Baptism and Confirmation

Baptism is initiation into the Church - it is the means of entry into, and belonging to, the fellowship of God’s people. As a symbol of new birth, it is also a sign of a new start with God, a sign of life and hope. The Church of England baptises with water, by immersion or pouring, in the threefold name of God – the name of the Father and of the Son (Jesus) and of the Holy Spirit.

The normal place for baptism in the Church of England is in the local parish churches. It is usually in the context of the local church that nurture and support in the journey of faith is best able to take place, where ministers and people who live nearby can get to know you, and where you can more easily gain a real sense of belonging to the church community. Anyone wishing to be baptised may do so in their local church. (To find out the parish in which you live, go to A Church Near You and type in your postcode.)

It is unusual, therefore, for people to be baptised in the Cathedral. When this does take place, it is normally when the candidate (or parents of the candidate, in the case of an infant) meets one of the following criteria:

  • lives in the Residual Parish of the Cathedral
  • has been a regular worshipper for at least six months and considers it to be their ‘home’ church
  • has a demonstrable connection (e.g. is a member of staff)
  • has a demonstrable connection with the Duke of Lancaster’s Regiment, whose Regimental Chapel is in Manchester Cathedral.

Age of baptism candidates

People are baptised at any age in the Church of England, from new-born to a ripe old age.

When and where does baptism take place?

Baptism usually takes place at the main Sunday morning service, the 10.30am Sung Eucharist. Although people are sometimes surprised by this, it is in accordance with the rules of the Church of England, which state that “Baptism is normally administered in the cause of public worship and Sunday ‘when most number of people come together.’” (Canon B21)
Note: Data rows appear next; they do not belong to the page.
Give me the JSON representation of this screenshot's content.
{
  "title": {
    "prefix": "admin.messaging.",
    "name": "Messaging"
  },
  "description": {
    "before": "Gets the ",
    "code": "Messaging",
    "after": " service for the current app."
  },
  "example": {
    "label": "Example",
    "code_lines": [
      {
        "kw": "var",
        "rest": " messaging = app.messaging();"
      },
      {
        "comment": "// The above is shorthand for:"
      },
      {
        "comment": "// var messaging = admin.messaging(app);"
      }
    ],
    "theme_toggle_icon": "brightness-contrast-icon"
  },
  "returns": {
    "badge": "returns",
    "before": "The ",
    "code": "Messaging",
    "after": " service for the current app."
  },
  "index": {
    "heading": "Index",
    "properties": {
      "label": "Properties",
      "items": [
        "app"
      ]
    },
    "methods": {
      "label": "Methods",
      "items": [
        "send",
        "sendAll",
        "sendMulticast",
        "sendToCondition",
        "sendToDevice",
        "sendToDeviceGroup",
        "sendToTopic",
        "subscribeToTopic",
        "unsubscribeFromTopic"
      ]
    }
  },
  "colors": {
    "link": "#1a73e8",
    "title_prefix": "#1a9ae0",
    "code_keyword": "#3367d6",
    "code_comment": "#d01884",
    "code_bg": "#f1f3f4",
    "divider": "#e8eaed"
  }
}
There are several Sundays designated to baptism throughout the year in the Cathedral diary. If you wish to take an enquiry further, we will be able to let you know the forthcoming dates.
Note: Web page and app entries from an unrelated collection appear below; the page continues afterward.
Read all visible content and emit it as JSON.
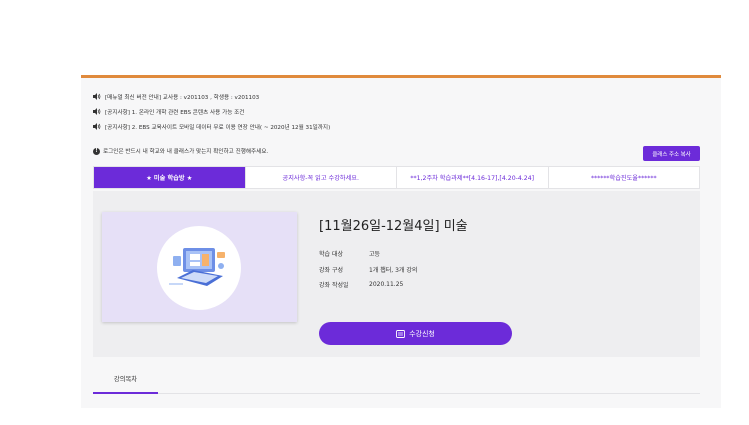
{
  "notices": [
    "[매뉴얼 최신 버전 안내] 교사용 : v201103 , 학생용 : v201103",
    "[공지사항] 1. 온라인 개학 관련 EBS 콘텐츠 사용 가능 조건",
    "[공지사항] 2. EBS 교육사이트 모바일 데이터 무료 이용 연장 안내( ~ 2020년 12월 31일까지)"
  ],
  "warning": "로그인은 반드시 내 학교와 내 클래스가 맞는지 확인하고 진행해주세요.",
  "copy_button": "클래스 주소 복사",
  "tabs": [
    "★ 미술 학습방 ★",
    "공지사항-꼭 읽고 수강하세요.",
    "**1,2주차 학습과제**[4.16-17],[4.20-4.24]",
    "******학습진도율******"
  ],
  "course": {
    "title": "[11월26일-12월4일] 미술",
    "meta": [
      {
        "label": "학습 대상",
        "value": "고등"
      },
      {
        "label": "강좌 구성",
        "value": "1개 챕터, 3개 강의"
      },
      {
        "label": "강좌 작성일",
        "value": "2020.11.25"
      }
    ],
    "enroll_label": "수강신청"
  },
  "toc_tab": "강의목차",
  "colors": {
    "accent": "#6c2bd9",
    "top_border": "#e08a3c"
  }
}
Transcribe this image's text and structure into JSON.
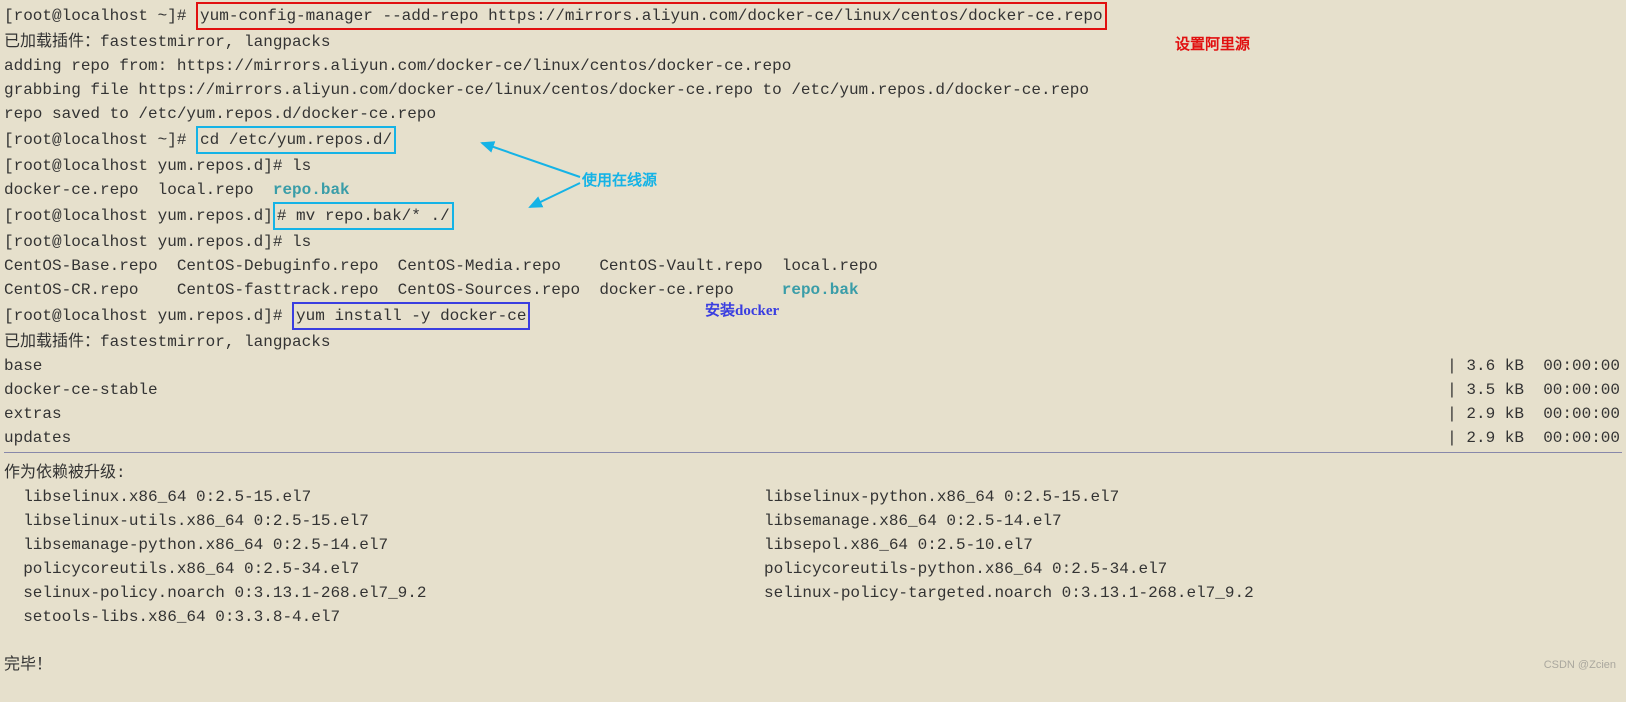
{
  "prompt_home": "[root@localhost ~]# ",
  "prompt_repos": "[root@localhost yum.repos.d]# ",
  "cmd_add_repo": "yum-config-manager --add-repo https://mirrors.aliyun.com/docker-ce/linux/centos/docker-ce.repo",
  "out_plugins": "已加载插件：fastestmirror, langpacks",
  "out_adding": "adding repo from: https://mirrors.aliyun.com/docker-ce/linux/centos/docker-ce.repo",
  "out_grabbing": "grabbing file https://mirrors.aliyun.com/docker-ce/linux/centos/docker-ce.repo to /etc/yum.repos.d/docker-ce.repo",
  "out_saved": "repo saved to /etc/yum.repos.d/docker-ce.repo",
  "cmd_cd": "cd /etc/yum.repos.d/",
  "cmd_ls": "ls",
  "ls1_a": "docker-ce.repo  local.repo  ",
  "ls1_b": "repo.bak",
  "cmd_mv_pre": "# ",
  "cmd_mv": "mv repo.bak/* ./",
  "ls2_row1_c1": "CentOS-Base.repo  ",
  "ls2_row1_c2": "CentOS-Debuginfo.repo  ",
  "ls2_row1_c3": "CentOS-Media.repo    ",
  "ls2_row1_c4": "CentOS-Vault.repo  ",
  "ls2_row1_c5": "local.repo",
  "ls2_row2_c1": "CentOS-CR.repo    ",
  "ls2_row2_c2": "CentOS-fasttrack.repo  ",
  "ls2_row2_c3": "CentOS-Sources.repo  ",
  "ls2_row2_c4": "docker-ce.repo     ",
  "ls2_row2_c5": "repo.bak",
  "cmd_install": "yum install -y docker-ce",
  "repos": [
    {
      "name": "base",
      "size": "3.6 kB",
      "time": "00:00:00"
    },
    {
      "name": "docker-ce-stable",
      "size": "3.5 kB",
      "time": "00:00:00"
    },
    {
      "name": "extras",
      "size": "2.9 kB",
      "time": "00:00:00"
    },
    {
      "name": "updates",
      "size": "2.9 kB",
      "time": "00:00:00"
    }
  ],
  "deps_header": "作为依赖被升级:",
  "deps_left": [
    "libselinux.x86_64 0:2.5-15.el7",
    "libselinux-utils.x86_64 0:2.5-15.el7",
    "libsemanage-python.x86_64 0:2.5-14.el7",
    "policycoreutils.x86_64 0:2.5-34.el7",
    "selinux-policy.noarch 0:3.13.1-268.el7_9.2",
    "setools-libs.x86_64 0:3.3.8-4.el7"
  ],
  "deps_right": [
    "libselinux-python.x86_64 0:2.5-15.el7",
    "libsemanage.x86_64 0:2.5-14.el7",
    "libsepol.x86_64 0:2.5-10.el7",
    "policycoreutils-python.x86_64 0:2.5-34.el7",
    "selinux-policy-targeted.noarch 0:3.13.1-268.el7_9.2"
  ],
  "done": "完毕！",
  "annot_red": "设置阿里源",
  "annot_cyan": "使用在线源",
  "annot_blue": "安装docker",
  "watermark": "CSDN @Zcien"
}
In the reordering of 2013, the font was moved from the Regiment Chapel to the newly created baptistry, by the main south porch.  This means that the whole of the baptism and Sunday Eucharist can take place in the Nave.
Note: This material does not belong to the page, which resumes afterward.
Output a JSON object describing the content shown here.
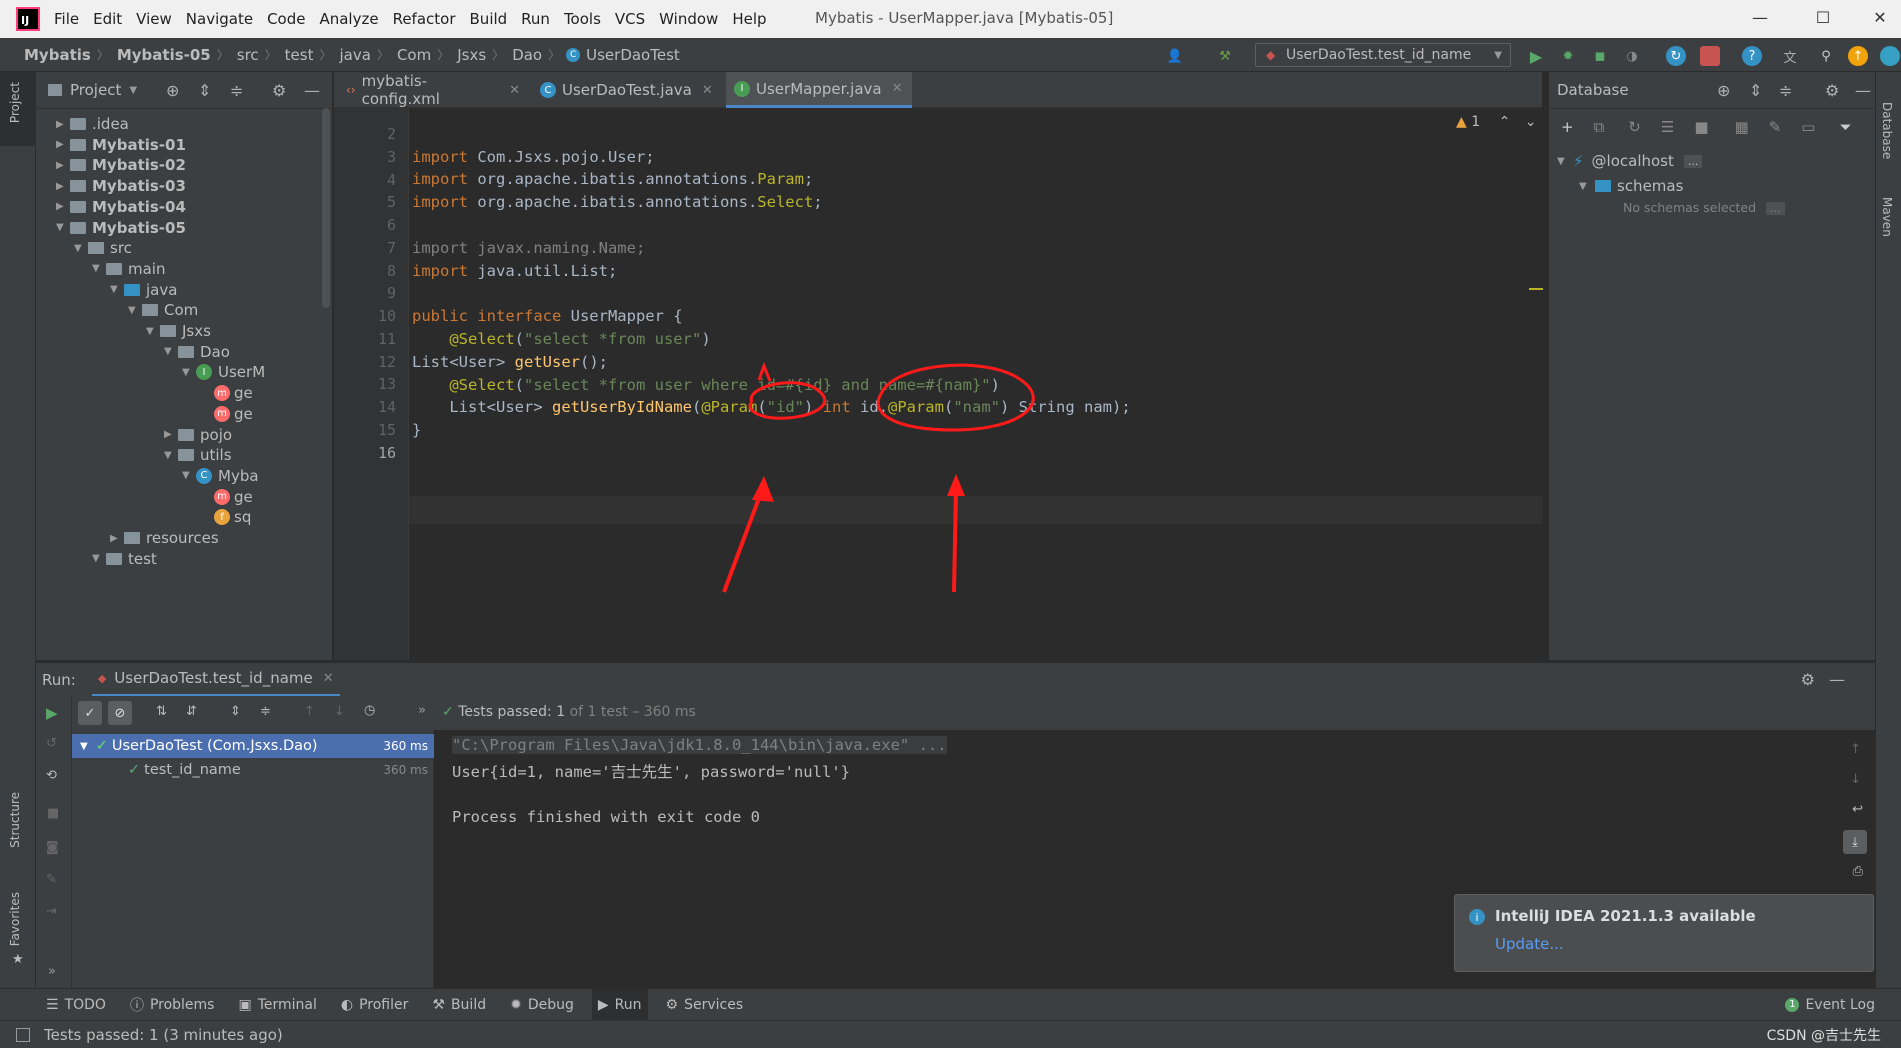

Booking a baptism

The easiest way to book a baptism is to talk to one of the clergy after a service in the Cathedral. Alternatively, you may write  to the Canon Pastor. The Canon Pastor will get in touch with you to arrange a meeting.

Preparation for baptism

Candidates are always asked to attend baptism preparation at the Cathedral. This usually takes place on a Sunday morning after the Sung Eucharist, but may be at other times by arrangement. When a candidate is an infant, then the parents and, if possible the godparents, attend the preparation.


Confirmation is an act of commitment to follow Jesus Christ, usually made by a young person or adult, in which they confirm their faith as promised at their baptism. This confirmation of faith is made in the presence of a bishop, who lays hands on each candidate, praying for the outpouring of the Holy Spirit upon them.

When an adult is making a profession of faith in Jesus Christ for the first time in their life, and has not previously been baptised, baptism and confirmation often takes place in the same service.

The route to confirmation is very similar to that of baptism (above). The Cathedral holds an annual service of confirmation once a year, during the summer, and has an annual confirmation preparation schedule for this – divided into appropriate age-groups. The preparation groups are well advertised in the Cathedral’s weekly news-sheets, which are available at the Sunday services and on the welcome desk.

If you are interested in Confirmation, please speak to one of the clergy after a service, or write to the Canon Pastor.

Wondering about baptism or confirmation, but not sure?

If you are thinking about issues surrounding the meaning of life and the Christian faith, and would like to explore more before taking a big step, then do speak with any of the clergy – either after a service or by contacting them via this website. There are occasional discussion groups through the year, and an enquirers’ group that usually meets in the spring/early summer time. 

Click here to discover all you need to know about choosing, planning and going to a Church of England christening.